WHAT THE TASK REQUIRES:
Show each line of the listing in which the word "Placobdella" occurs.

** Opening AVAILABLE RECORDS block **

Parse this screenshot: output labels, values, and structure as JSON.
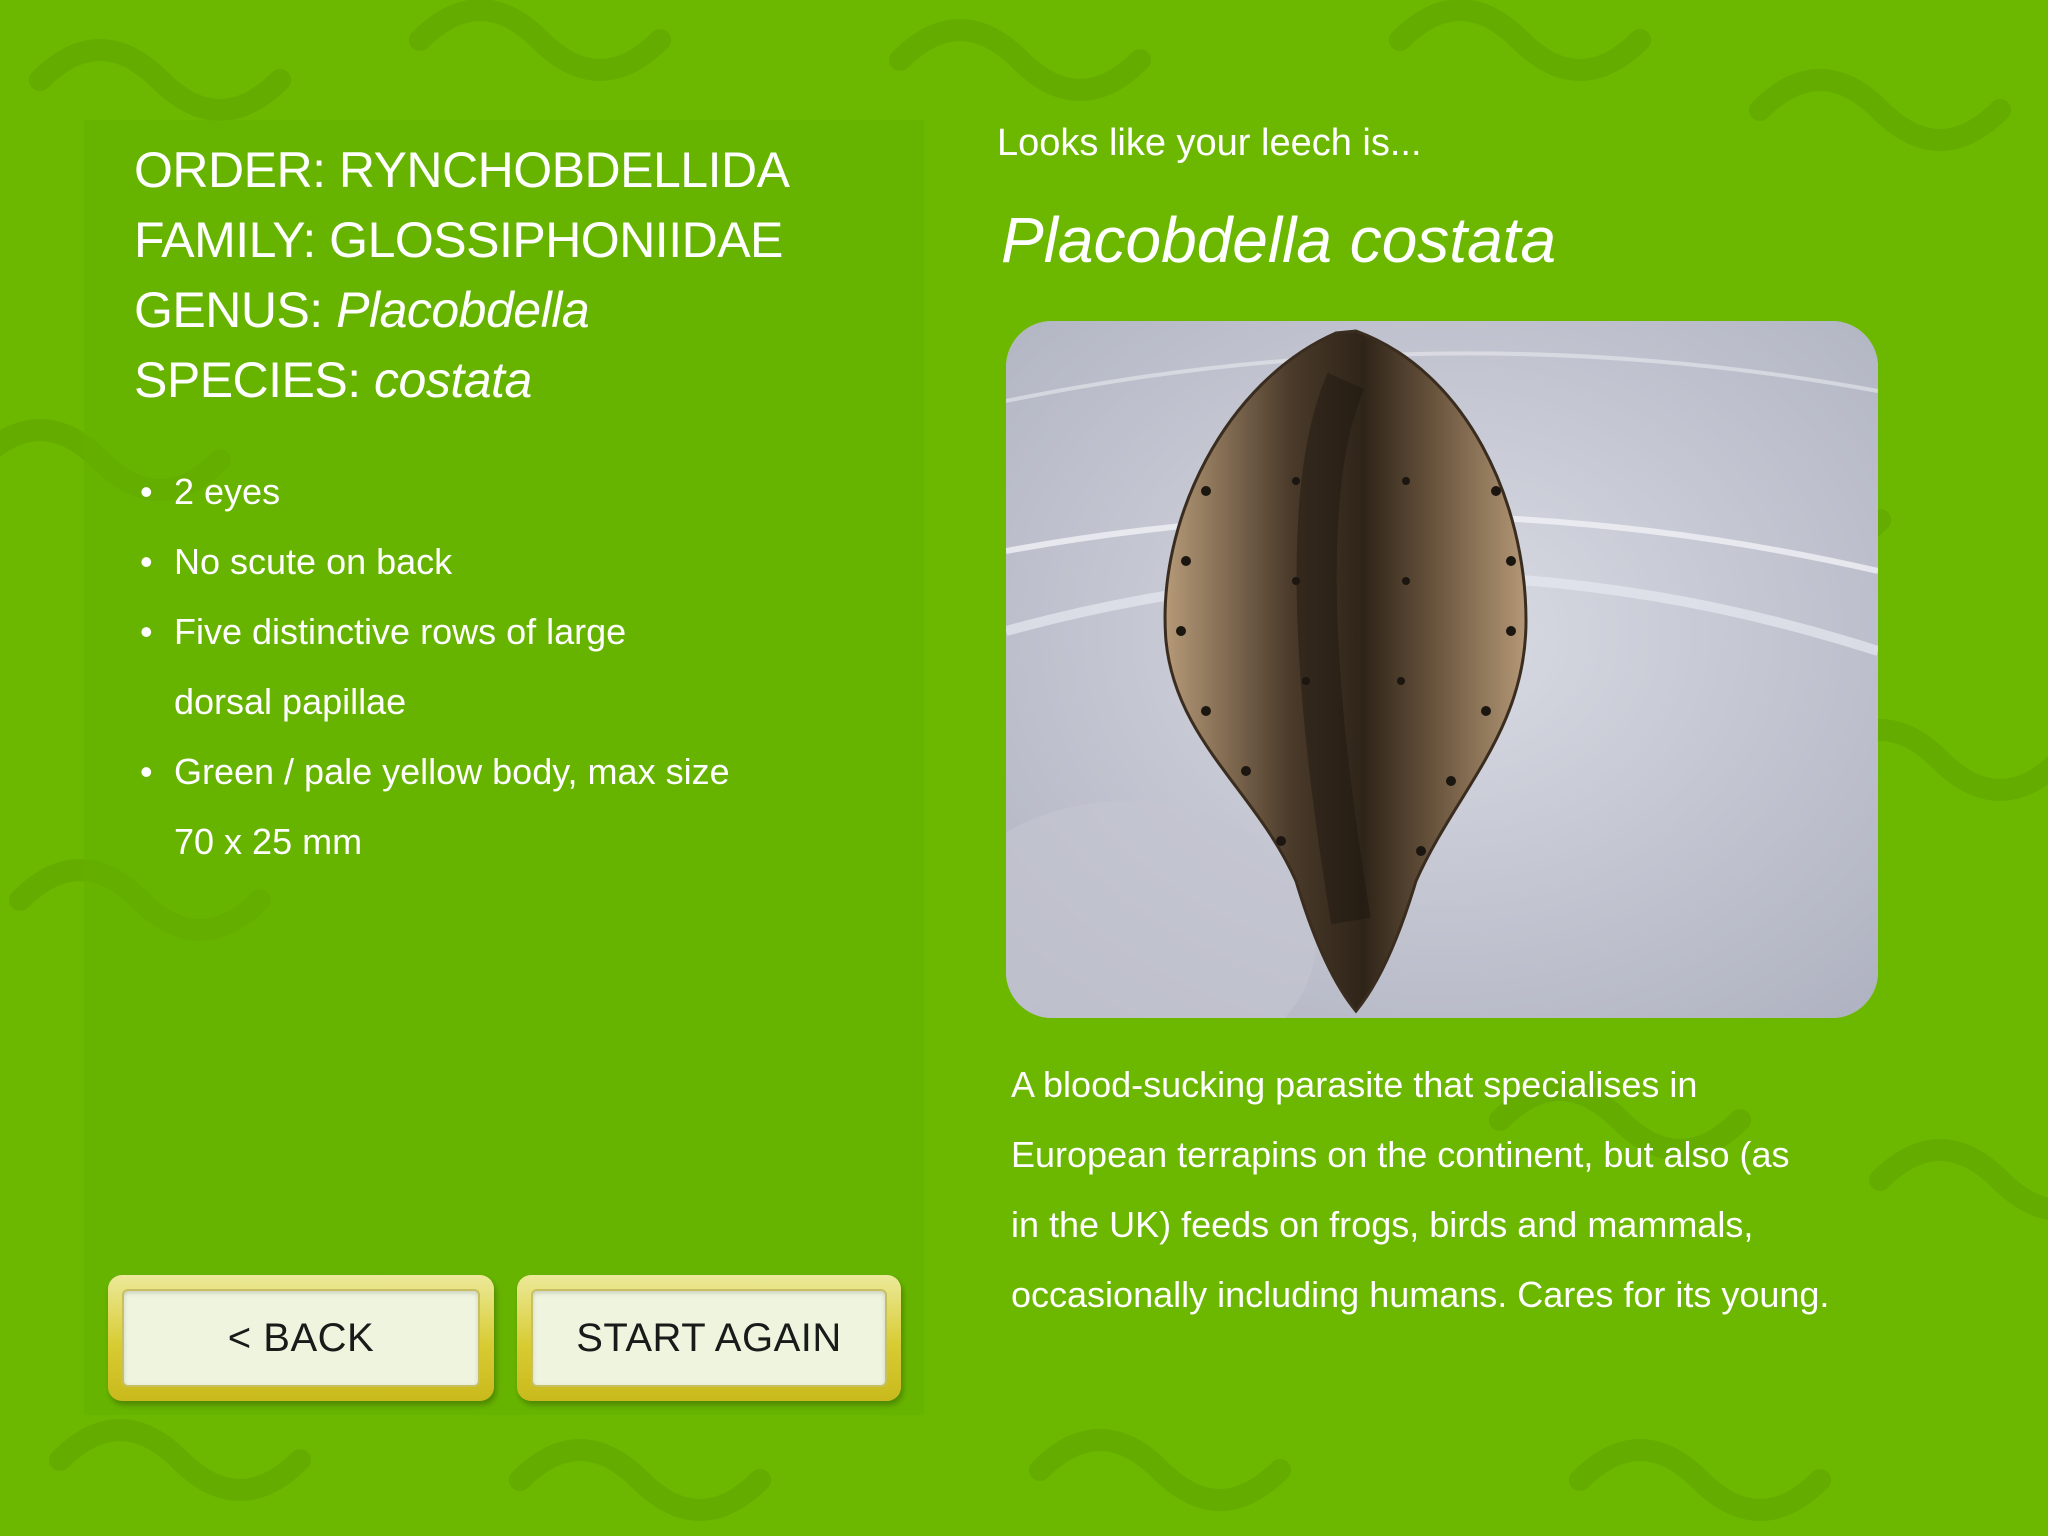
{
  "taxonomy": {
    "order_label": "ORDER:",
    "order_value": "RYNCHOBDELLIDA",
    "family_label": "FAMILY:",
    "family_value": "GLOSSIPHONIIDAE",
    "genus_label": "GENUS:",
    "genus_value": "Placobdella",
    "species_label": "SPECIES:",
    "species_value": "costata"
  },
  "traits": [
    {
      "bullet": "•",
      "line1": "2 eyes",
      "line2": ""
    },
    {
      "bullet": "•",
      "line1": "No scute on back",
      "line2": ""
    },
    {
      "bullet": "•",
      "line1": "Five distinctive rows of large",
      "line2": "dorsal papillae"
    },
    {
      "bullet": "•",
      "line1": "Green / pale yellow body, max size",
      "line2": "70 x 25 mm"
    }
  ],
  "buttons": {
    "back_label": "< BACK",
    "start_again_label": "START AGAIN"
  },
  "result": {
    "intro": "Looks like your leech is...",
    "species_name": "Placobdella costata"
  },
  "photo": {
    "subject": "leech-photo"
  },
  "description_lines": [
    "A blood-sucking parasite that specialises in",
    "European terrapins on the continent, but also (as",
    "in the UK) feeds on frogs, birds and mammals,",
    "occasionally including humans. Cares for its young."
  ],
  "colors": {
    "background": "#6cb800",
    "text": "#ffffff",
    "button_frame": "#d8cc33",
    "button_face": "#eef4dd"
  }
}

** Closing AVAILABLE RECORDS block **

RESPONSE FOR THIS EXERCISE:
    "genus_value": "Placobdella",
    "species_name": "Placobdella costata"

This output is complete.